This superb documentary is as good as it is thanks to the editing, by Eileen Meyer and Lauren Schwartzman, both of whom worked on the Sundance favorite Crip Camp from a few years ago. There’s so much material to pull from, so many different sources and conflicting opinions, and it seems like such daunting task to make sense of all of it and, most importantly, put it together in a way where there is an engaging story being told. Not just one story, but many stories. It’s not just Shere’s story they’re telling, it’s the story of America, of the women’s lib moment, of the backlash to the women’s movement, of sexuality, of society’s refusal to evolve, and so much more. They’ve crafted a wonderful film that is as inspiring as it is damning, making us reflect on how someone who wanted to make a better world could be so disgustingly attacked and silenced. The filmmakers said they were most intrigued by meeting all the lovely men in her life, and wanted to make sure the film reflects both male and female perspectives on Shere. They’ve created an exceptional tribute to Shere, and I believe she would be proud of the work they’re doing bringing her ideas into the 21st century.

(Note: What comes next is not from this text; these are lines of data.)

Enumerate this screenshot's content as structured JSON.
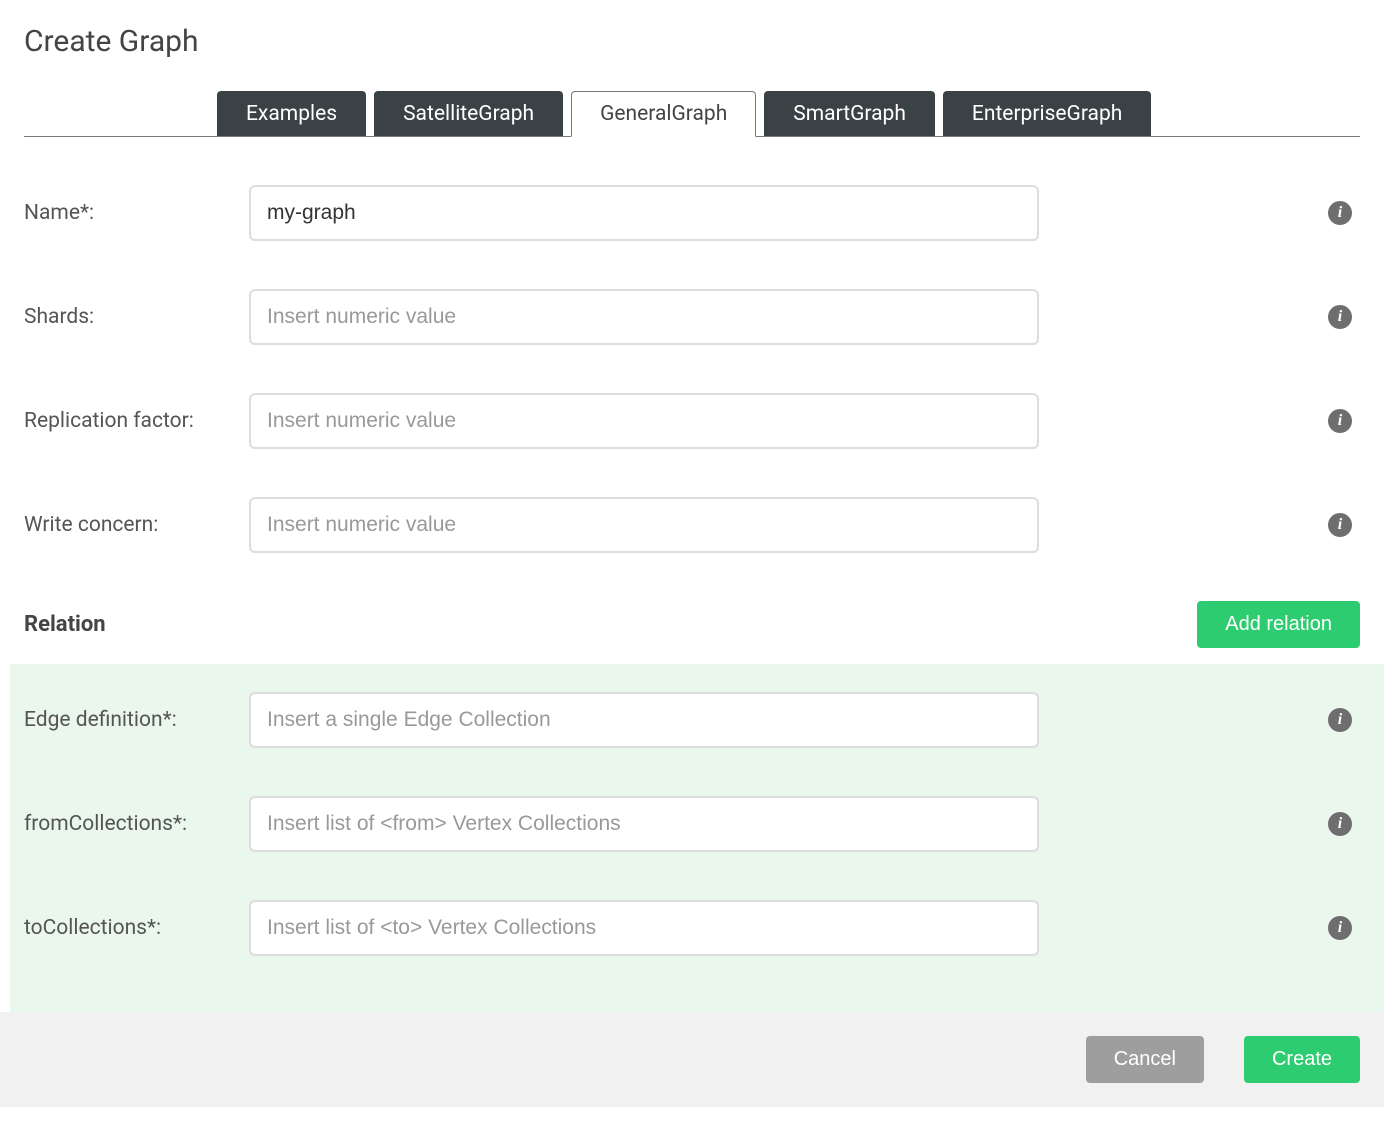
{
  "header": {
    "title": "Create Graph"
  },
  "tabs": [
    {
      "label": "Examples",
      "active": false
    },
    {
      "label": "SatelliteGraph",
      "active": false
    },
    {
      "label": "GeneralGraph",
      "active": true
    },
    {
      "label": "SmartGraph",
      "active": false
    },
    {
      "label": "EnterpriseGraph",
      "active": false
    }
  ],
  "fields": {
    "name": {
      "label": "Name*:",
      "value": "my-graph",
      "placeholder": ""
    },
    "shards": {
      "label": "Shards:",
      "value": "",
      "placeholder": "Insert numeric value"
    },
    "replication": {
      "label": "Replication factor:",
      "value": "",
      "placeholder": "Insert numeric value"
    },
    "writeConcern": {
      "label": "Write concern:",
      "value": "",
      "placeholder": "Insert numeric value"
    }
  },
  "relation": {
    "title": "Relation",
    "addButton": "Add relation",
    "edgeDefinition": {
      "label": "Edge definition*:",
      "value": "",
      "placeholder": "Insert a single Edge Collection"
    },
    "fromCollections": {
      "label": "fromCollections*:",
      "value": "",
      "placeholder": "Insert list of <from> Vertex Collections"
    },
    "toCollections": {
      "label": "toCollections*:",
      "value": "",
      "placeholder": "Insert list of <to> Vertex Collections"
    }
  },
  "footer": {
    "cancel": "Cancel",
    "create": "Create"
  },
  "icons": {
    "info": "i"
  }
}
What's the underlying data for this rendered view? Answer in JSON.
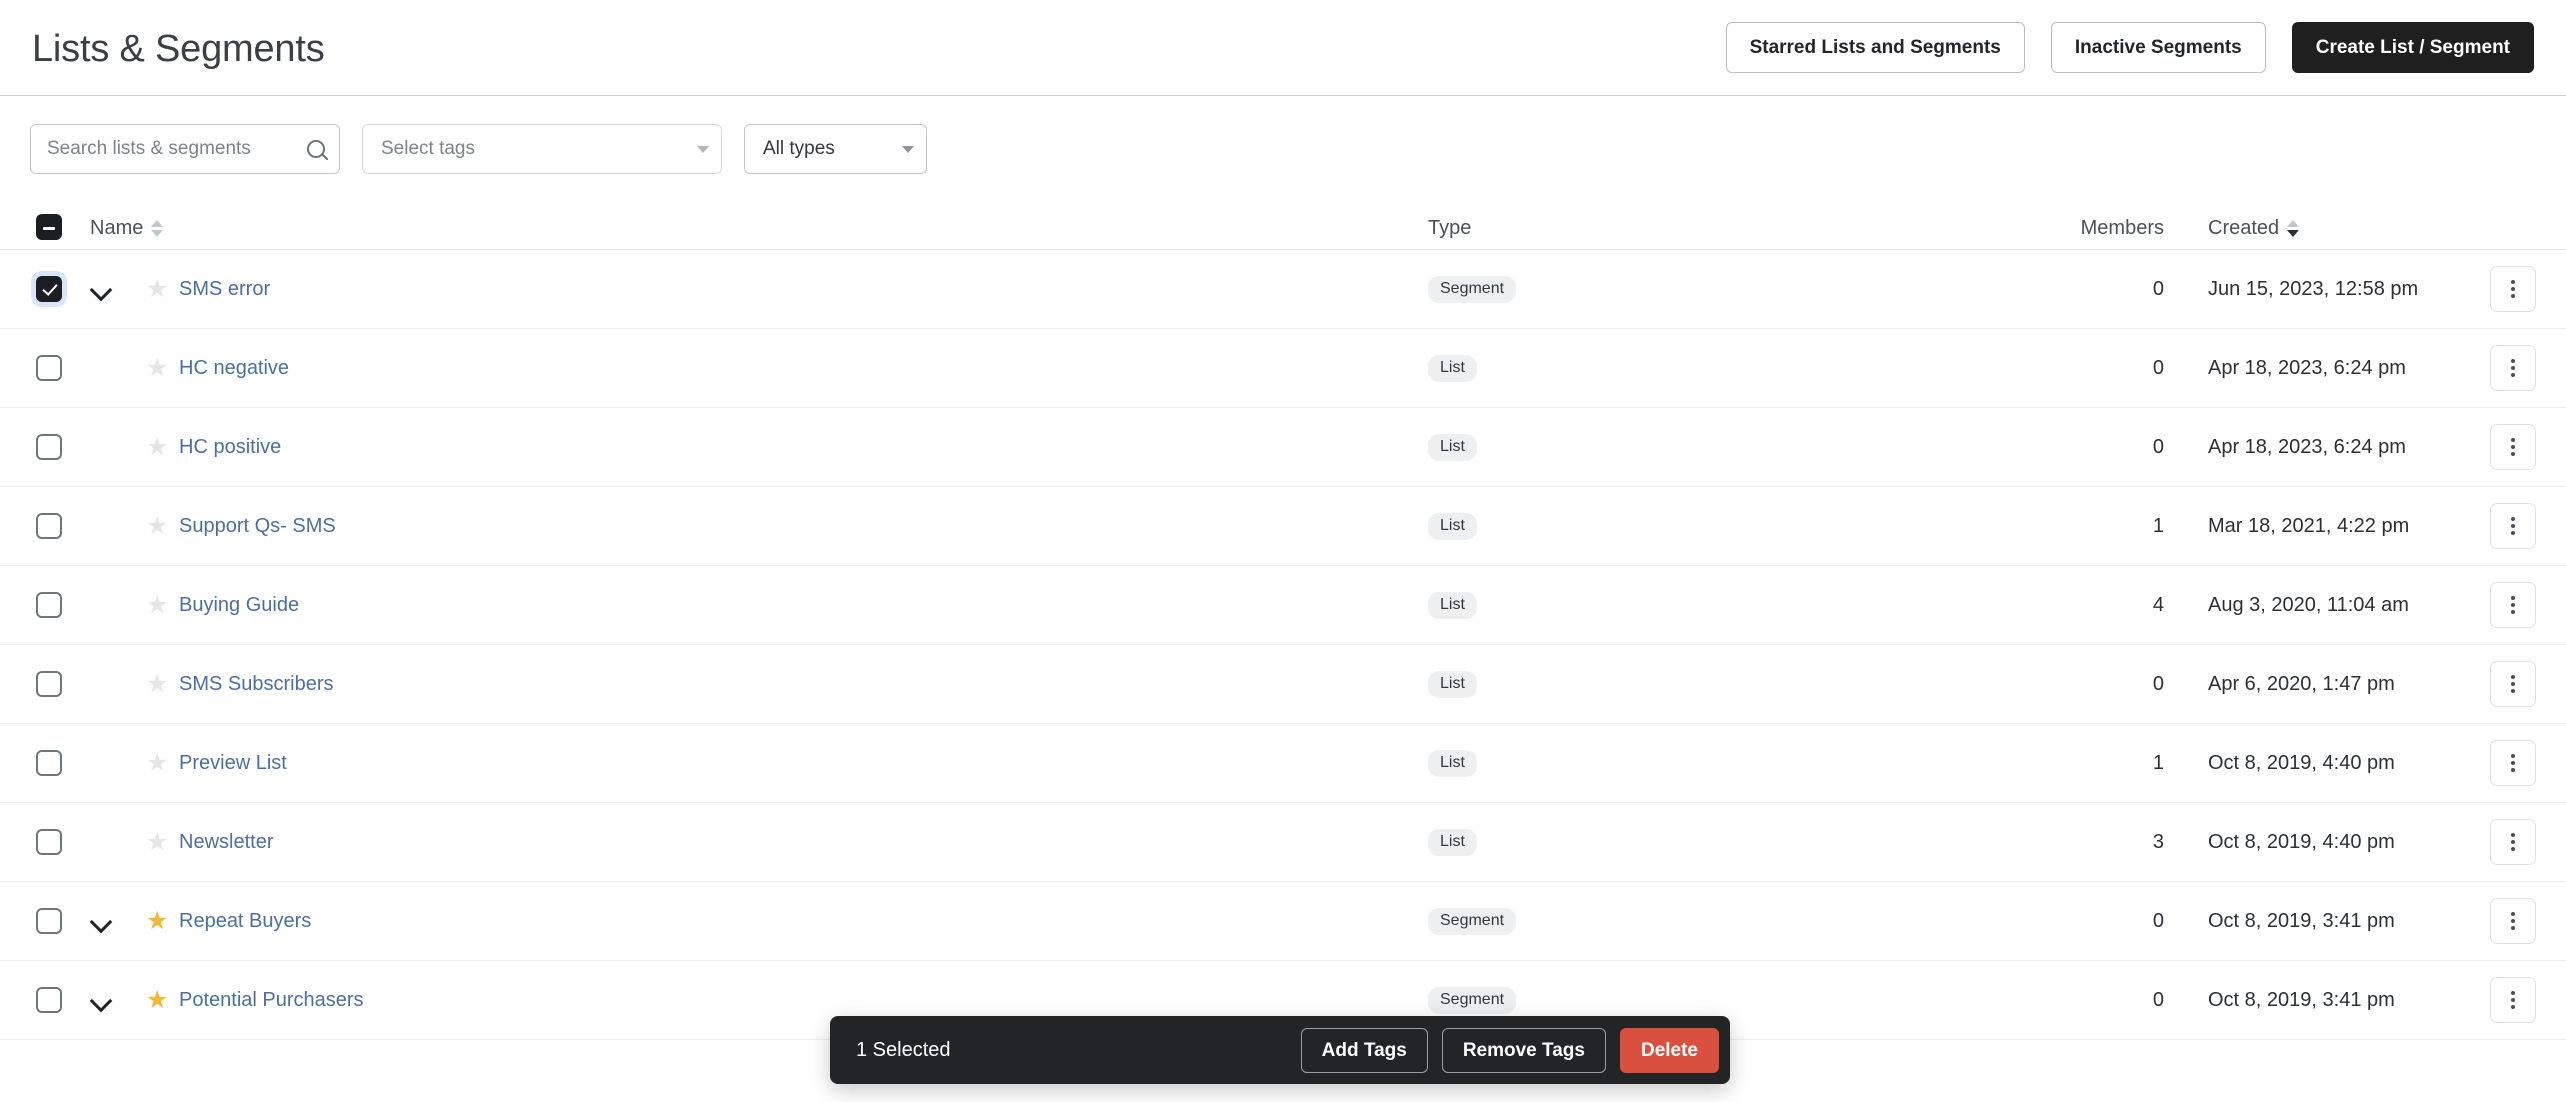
{
  "header": {
    "title": "Lists & Segments",
    "actions": [
      {
        "label": "Starred Lists and Segments",
        "style": "secondary"
      },
      {
        "label": "Inactive Segments",
        "style": "secondary"
      },
      {
        "label": "Create List / Segment",
        "style": "primary"
      }
    ]
  },
  "filters": {
    "search_placeholder": "Search lists & segments",
    "search_value": "",
    "tags_placeholder": "Select tags",
    "type_value": "All types"
  },
  "table": {
    "columns": {
      "name": "Name",
      "type": "Type",
      "members": "Members",
      "created": "Created"
    },
    "select_all_state": "indeterminate",
    "sort": {
      "column": "Created",
      "direction": "desc"
    },
    "rows": [
      {
        "name": "SMS error",
        "type": "Segment",
        "members": "0",
        "created": "Jun 15, 2023, 12:58 pm",
        "selected": true,
        "starred": false,
        "expandable": true
      },
      {
        "name": "HC negative",
        "type": "List",
        "members": "0",
        "created": "Apr 18, 2023, 6:24 pm",
        "selected": false,
        "starred": false,
        "expandable": false
      },
      {
        "name": "HC positive",
        "type": "List",
        "members": "0",
        "created": "Apr 18, 2023, 6:24 pm",
        "selected": false,
        "starred": false,
        "expandable": false
      },
      {
        "name": "Support Qs- SMS",
        "type": "List",
        "members": "1",
        "created": "Mar 18, 2021, 4:22 pm",
        "selected": false,
        "starred": false,
        "expandable": false
      },
      {
        "name": "Buying Guide",
        "type": "List",
        "members": "4",
        "created": "Aug 3, 2020, 11:04 am",
        "selected": false,
        "starred": false,
        "expandable": false
      },
      {
        "name": "SMS Subscribers",
        "type": "List",
        "members": "0",
        "created": "Apr 6, 2020, 1:47 pm",
        "selected": false,
        "starred": false,
        "expandable": false
      },
      {
        "name": "Preview List",
        "type": "List",
        "members": "1",
        "created": "Oct 8, 2019, 4:40 pm",
        "selected": false,
        "starred": false,
        "expandable": false
      },
      {
        "name": "Newsletter",
        "type": "List",
        "members": "3",
        "created": "Oct 8, 2019, 4:40 pm",
        "selected": false,
        "starred": false,
        "expandable": false
      },
      {
        "name": "Repeat Buyers",
        "type": "Segment",
        "members": "0",
        "created": "Oct 8, 2019, 3:41 pm",
        "selected": false,
        "starred": true,
        "expandable": true
      },
      {
        "name": "Potential Purchasers",
        "type": "Segment",
        "members": "0",
        "created": "Oct 8, 2019, 3:41 pm",
        "selected": false,
        "starred": true,
        "expandable": true
      }
    ]
  },
  "action_bar": {
    "selected_label": "1 Selected",
    "add_tags_label": "Add Tags",
    "remove_tags_label": "Remove Tags",
    "delete_label": "Delete"
  },
  "icons": {
    "search": "search-icon",
    "star": "★",
    "kebab": "kebab-menu-icon",
    "chevron_down": "chevron-down-icon"
  },
  "colors": {
    "link": "#4a6fa5",
    "star_on": "#f5b638",
    "danger": "#d9503f",
    "primary": "#1f1f1f"
  }
}
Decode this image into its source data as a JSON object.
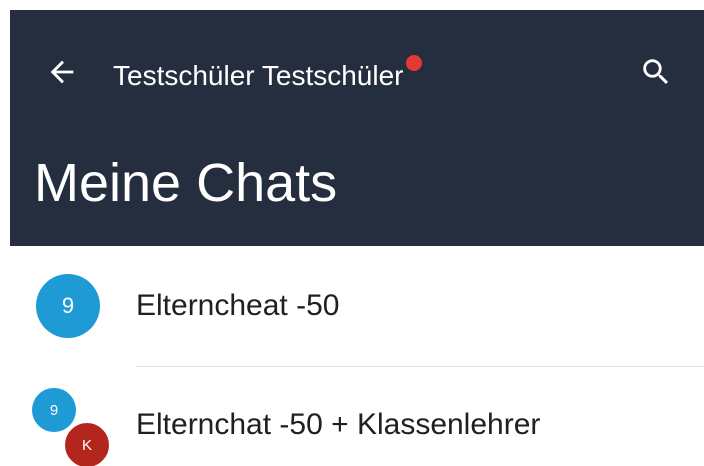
{
  "colors": {
    "header_bg": "#252e3e",
    "notification_dot": "#e53935",
    "avatar_blue": "#1e9bd4",
    "avatar_red": "#b3261e"
  },
  "toolbar": {
    "back_icon": "arrow-left-icon",
    "title": "Testschüler Testschüler",
    "search_icon": "search-icon"
  },
  "page": {
    "title": "Meine Chats"
  },
  "chats": [
    {
      "name": "Elterncheat -50",
      "avatar_label": "9"
    },
    {
      "name": "Elternchat -50 + Klassenlehrer",
      "avatar_labels": [
        "9",
        "K"
      ]
    }
  ]
}
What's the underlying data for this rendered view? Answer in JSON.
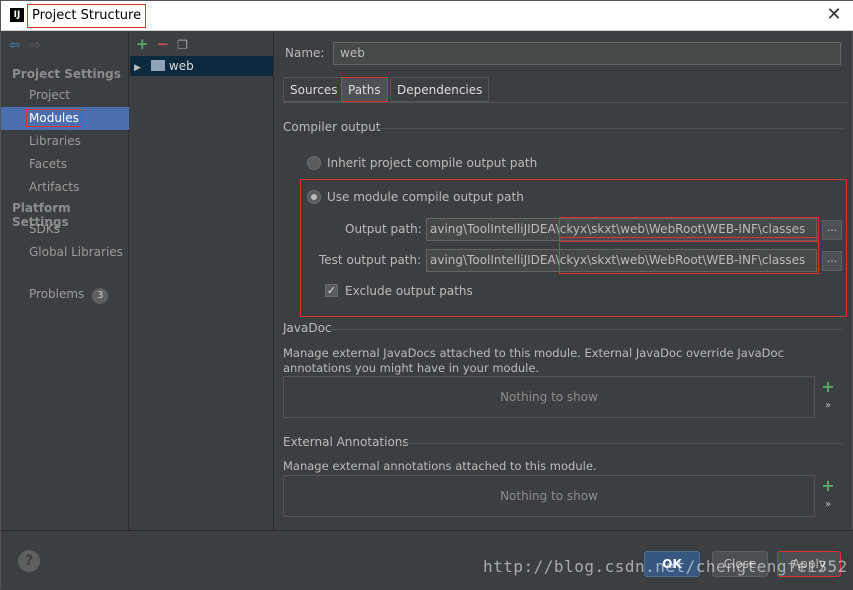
{
  "window": {
    "title": "Project Structure",
    "app_icon": "IJ",
    "close_icon": "close-icon"
  },
  "sidebar": {
    "sections": [
      {
        "label": "Project Settings",
        "items": [
          {
            "label": "Project"
          },
          {
            "label": "Modules",
            "selected": true
          },
          {
            "label": "Libraries"
          },
          {
            "label": "Facets"
          },
          {
            "label": "Artifacts"
          }
        ]
      },
      {
        "label": "Platform Settings",
        "items": [
          {
            "label": "SDKs"
          },
          {
            "label": "Global Libraries"
          }
        ]
      }
    ],
    "problems": {
      "label": "Problems",
      "count": "3"
    }
  },
  "tree": {
    "items": [
      {
        "label": "web"
      }
    ]
  },
  "module": {
    "name_label": "Name:",
    "name_value": "web",
    "tabs": [
      {
        "label": "Sources"
      },
      {
        "label": "Paths",
        "selected": true
      },
      {
        "label": "Dependencies"
      }
    ]
  },
  "compiler_output": {
    "title": "Compiler output",
    "inherit_label": "Inherit project compile output path",
    "use_module_label": "Use module compile output path",
    "selected_option": "use_module",
    "output_path_label": "Output path:",
    "output_path_value": "aving\\ToolIntelliJIDEA\\ckyx\\skxt\\web\\WebRoot\\WEB-INF\\classes",
    "test_output_path_label": "Test output path:",
    "test_output_path_value": "aving\\ToolIntelliJIDEA\\ckyx\\skxt\\web\\WebRoot\\WEB-INF\\classes",
    "browse_label": "...",
    "exclude_label": "Exclude output paths",
    "exclude_checked": true
  },
  "javadoc": {
    "title": "JavaDoc",
    "description": "Manage external JavaDocs attached to this module. External JavaDoc override JavaDoc annotations you might have in your module.",
    "empty_text": "Nothing to show",
    "add_label": "+",
    "more_label": "»"
  },
  "external_annotations": {
    "title": "External Annotations",
    "description": "Manage external annotations attached to this module.",
    "empty_text": "Nothing to show",
    "add_label": "+",
    "more_label": "»"
  },
  "footer": {
    "help_label": "?",
    "ok_label": "OK",
    "close_label": "Close",
    "apply_label": "Apply",
    "watermark": "http://blog.csdn.net/chengtengfei352"
  }
}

Alex’s Sundance 2023 Rating: 9 out of 10
Follow Alex on Twitter – @firstshowing / Or Letterboxd – @firstshowing
Leave a Reply